▸ **Data provided**

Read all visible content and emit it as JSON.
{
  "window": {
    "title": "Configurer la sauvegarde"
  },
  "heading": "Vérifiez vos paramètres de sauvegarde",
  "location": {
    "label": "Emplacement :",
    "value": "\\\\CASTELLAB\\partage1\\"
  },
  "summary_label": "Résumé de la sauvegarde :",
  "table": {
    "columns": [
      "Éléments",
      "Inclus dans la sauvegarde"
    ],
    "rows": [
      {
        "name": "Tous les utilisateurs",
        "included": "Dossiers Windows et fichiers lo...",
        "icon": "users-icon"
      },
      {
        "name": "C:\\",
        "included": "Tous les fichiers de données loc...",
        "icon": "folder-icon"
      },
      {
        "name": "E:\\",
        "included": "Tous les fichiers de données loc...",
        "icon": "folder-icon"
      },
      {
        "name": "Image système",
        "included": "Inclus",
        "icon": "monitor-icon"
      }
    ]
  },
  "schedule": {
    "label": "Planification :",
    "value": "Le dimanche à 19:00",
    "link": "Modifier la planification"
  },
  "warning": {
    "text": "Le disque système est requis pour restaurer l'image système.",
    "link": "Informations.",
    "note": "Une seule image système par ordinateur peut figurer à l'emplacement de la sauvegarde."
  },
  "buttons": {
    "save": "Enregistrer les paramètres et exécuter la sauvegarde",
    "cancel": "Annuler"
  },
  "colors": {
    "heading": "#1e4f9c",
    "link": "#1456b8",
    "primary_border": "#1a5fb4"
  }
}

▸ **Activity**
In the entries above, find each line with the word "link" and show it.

▸ **Result for this exercise**
    "link": "Modifier la planification"
    "link": "Informations.",
    "link": "#1456b8",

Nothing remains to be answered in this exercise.